● EXERCISE
Every line from the one bearing "Parse this screenshot: output" through the last line of the entries should be printed exactly, with no other output.

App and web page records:
——
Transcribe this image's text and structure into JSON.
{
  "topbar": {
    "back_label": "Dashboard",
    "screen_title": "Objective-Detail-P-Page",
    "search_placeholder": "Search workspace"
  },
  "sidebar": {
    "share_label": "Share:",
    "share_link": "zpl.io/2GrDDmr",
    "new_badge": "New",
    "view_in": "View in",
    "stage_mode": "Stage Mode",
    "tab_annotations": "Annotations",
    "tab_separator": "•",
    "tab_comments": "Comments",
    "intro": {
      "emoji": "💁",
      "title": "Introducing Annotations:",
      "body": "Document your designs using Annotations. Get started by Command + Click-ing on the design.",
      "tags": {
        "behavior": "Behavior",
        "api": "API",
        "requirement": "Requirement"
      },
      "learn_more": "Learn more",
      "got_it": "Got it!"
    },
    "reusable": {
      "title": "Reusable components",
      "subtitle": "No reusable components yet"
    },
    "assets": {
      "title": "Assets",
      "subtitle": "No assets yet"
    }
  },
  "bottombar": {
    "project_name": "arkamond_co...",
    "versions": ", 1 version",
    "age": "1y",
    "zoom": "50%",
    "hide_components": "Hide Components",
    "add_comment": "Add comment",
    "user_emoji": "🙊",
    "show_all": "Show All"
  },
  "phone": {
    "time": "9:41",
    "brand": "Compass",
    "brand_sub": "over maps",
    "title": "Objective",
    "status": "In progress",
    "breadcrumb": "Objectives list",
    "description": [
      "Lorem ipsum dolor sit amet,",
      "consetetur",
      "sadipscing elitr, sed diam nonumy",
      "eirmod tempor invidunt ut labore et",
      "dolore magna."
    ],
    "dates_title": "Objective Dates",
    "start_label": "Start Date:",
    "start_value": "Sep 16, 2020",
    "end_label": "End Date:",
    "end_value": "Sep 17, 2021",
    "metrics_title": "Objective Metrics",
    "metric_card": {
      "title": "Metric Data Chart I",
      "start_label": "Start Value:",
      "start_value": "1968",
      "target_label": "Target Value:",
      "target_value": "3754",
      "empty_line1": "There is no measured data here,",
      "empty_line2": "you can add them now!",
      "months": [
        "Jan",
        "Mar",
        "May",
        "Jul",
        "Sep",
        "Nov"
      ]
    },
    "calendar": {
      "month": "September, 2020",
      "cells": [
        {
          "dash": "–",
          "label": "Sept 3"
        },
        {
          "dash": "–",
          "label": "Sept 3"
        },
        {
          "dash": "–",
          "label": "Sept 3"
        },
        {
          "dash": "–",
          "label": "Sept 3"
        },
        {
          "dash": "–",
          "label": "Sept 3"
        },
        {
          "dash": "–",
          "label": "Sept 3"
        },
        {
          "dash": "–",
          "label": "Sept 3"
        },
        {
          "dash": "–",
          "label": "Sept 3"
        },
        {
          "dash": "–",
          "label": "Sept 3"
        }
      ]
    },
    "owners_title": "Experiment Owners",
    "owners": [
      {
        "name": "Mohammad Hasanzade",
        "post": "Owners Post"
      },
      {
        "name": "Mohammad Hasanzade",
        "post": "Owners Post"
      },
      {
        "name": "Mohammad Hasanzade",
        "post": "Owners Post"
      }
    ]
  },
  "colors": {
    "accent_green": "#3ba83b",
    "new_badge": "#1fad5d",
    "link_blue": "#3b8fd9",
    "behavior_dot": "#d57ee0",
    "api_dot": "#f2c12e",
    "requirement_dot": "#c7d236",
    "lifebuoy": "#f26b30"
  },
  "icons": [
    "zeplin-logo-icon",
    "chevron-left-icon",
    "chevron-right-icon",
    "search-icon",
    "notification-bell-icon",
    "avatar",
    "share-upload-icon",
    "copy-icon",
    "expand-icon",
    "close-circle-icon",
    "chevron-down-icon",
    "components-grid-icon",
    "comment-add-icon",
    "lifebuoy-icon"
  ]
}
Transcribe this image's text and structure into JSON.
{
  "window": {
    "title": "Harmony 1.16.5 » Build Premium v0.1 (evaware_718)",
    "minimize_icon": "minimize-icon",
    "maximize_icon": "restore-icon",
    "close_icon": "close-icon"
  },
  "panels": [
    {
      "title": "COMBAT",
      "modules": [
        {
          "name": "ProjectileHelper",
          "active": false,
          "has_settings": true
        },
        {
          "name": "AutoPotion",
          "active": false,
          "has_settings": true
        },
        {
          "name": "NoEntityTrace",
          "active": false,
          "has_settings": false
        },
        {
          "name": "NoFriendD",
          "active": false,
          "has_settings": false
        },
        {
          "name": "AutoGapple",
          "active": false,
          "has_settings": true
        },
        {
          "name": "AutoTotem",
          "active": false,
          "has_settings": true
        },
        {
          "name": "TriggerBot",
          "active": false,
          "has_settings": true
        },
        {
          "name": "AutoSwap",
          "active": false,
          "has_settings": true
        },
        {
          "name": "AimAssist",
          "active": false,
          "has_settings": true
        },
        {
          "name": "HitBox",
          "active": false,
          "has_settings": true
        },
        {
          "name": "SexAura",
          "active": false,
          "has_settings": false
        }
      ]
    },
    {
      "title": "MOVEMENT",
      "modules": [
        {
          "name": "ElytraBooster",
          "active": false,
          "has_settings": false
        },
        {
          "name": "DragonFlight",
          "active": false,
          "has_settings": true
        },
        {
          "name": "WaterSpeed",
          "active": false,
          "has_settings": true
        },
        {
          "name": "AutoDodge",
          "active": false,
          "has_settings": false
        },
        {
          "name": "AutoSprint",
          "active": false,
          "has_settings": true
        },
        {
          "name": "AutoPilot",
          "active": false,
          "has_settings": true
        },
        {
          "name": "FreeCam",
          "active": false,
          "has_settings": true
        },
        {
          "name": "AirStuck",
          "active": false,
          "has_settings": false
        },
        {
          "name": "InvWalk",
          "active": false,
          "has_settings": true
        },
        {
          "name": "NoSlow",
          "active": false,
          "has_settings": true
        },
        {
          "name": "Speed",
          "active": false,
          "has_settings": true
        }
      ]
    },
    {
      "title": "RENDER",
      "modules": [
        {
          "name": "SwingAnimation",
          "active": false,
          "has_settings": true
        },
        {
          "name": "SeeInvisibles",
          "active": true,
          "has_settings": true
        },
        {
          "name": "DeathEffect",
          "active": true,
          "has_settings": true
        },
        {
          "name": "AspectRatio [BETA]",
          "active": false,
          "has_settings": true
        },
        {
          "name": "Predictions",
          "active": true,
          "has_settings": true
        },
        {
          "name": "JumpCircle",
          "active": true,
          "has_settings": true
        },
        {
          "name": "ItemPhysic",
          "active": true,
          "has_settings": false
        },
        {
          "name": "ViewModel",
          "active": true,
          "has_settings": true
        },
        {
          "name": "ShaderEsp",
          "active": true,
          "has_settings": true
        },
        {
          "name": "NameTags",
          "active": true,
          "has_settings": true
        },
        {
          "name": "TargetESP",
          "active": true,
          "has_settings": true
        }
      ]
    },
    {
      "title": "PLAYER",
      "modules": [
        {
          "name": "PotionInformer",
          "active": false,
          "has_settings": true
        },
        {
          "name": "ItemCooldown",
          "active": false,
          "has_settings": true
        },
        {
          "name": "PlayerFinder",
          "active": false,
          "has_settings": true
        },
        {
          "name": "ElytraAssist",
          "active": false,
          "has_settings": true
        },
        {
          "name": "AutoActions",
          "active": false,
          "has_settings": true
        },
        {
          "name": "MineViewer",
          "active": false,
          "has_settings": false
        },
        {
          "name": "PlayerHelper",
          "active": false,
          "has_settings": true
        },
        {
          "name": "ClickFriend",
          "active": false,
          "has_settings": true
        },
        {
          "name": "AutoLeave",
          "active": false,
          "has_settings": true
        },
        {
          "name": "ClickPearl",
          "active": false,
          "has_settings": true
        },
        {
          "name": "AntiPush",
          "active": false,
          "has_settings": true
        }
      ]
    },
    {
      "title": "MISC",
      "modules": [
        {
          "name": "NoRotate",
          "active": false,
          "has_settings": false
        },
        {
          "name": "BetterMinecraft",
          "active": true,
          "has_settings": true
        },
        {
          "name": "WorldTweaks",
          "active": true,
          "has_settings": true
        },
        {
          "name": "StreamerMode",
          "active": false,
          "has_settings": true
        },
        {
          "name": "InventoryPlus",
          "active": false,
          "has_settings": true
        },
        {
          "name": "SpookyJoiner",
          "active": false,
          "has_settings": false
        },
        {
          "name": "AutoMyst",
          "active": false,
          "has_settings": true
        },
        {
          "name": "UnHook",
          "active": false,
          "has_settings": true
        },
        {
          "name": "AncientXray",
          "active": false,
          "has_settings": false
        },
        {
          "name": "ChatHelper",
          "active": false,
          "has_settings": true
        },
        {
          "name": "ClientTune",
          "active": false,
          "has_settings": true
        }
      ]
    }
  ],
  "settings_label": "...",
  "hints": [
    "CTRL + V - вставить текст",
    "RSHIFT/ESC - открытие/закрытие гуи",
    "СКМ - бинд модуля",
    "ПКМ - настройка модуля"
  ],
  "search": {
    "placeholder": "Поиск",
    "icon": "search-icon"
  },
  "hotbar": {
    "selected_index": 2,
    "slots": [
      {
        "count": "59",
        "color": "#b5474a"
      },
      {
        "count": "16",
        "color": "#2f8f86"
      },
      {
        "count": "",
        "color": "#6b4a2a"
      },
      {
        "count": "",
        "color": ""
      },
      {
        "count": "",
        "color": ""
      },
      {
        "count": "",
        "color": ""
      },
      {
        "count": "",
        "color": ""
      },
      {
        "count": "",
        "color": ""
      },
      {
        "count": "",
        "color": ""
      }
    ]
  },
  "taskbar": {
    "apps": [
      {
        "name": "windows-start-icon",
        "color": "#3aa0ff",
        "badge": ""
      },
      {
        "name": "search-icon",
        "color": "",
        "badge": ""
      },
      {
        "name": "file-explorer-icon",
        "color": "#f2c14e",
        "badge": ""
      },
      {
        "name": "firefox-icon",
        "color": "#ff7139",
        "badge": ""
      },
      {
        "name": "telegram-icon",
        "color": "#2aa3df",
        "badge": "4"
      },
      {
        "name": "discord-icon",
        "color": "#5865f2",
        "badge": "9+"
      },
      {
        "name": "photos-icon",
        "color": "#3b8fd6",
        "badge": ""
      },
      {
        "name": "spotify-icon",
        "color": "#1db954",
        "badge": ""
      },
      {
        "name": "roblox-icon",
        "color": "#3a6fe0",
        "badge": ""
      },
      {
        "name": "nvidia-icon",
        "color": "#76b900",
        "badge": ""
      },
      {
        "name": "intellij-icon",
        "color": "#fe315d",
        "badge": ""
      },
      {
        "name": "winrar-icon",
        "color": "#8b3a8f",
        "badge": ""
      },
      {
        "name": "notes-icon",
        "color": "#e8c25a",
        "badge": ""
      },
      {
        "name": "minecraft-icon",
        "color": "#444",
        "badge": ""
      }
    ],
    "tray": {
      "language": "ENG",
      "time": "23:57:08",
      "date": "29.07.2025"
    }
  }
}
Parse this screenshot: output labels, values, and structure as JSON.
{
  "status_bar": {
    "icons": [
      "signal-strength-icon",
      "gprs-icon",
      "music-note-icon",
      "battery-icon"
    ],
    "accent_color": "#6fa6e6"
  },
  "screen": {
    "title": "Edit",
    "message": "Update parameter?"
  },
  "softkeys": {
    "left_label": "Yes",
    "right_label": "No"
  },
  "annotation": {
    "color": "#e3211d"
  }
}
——
● SOLUTION BELOW
Parse this screenshot: output labels, values, and structure as JSON.
{
  "status_bar": {
    "icons": [
      "signal-strength-icon",
      "gprs-icon",
      "music-note-icon",
      "battery-icon"
    ],
    "accent_color": "#6fa6e6"
  },
  "screen": {
    "title": "Edit",
    "message": "Update parameter?"
  },
  "softkeys": {
    "left_label": "Yes",
    "right_label": "No"
  },
  "annotation": {
    "color": "#e3211d"
  }
}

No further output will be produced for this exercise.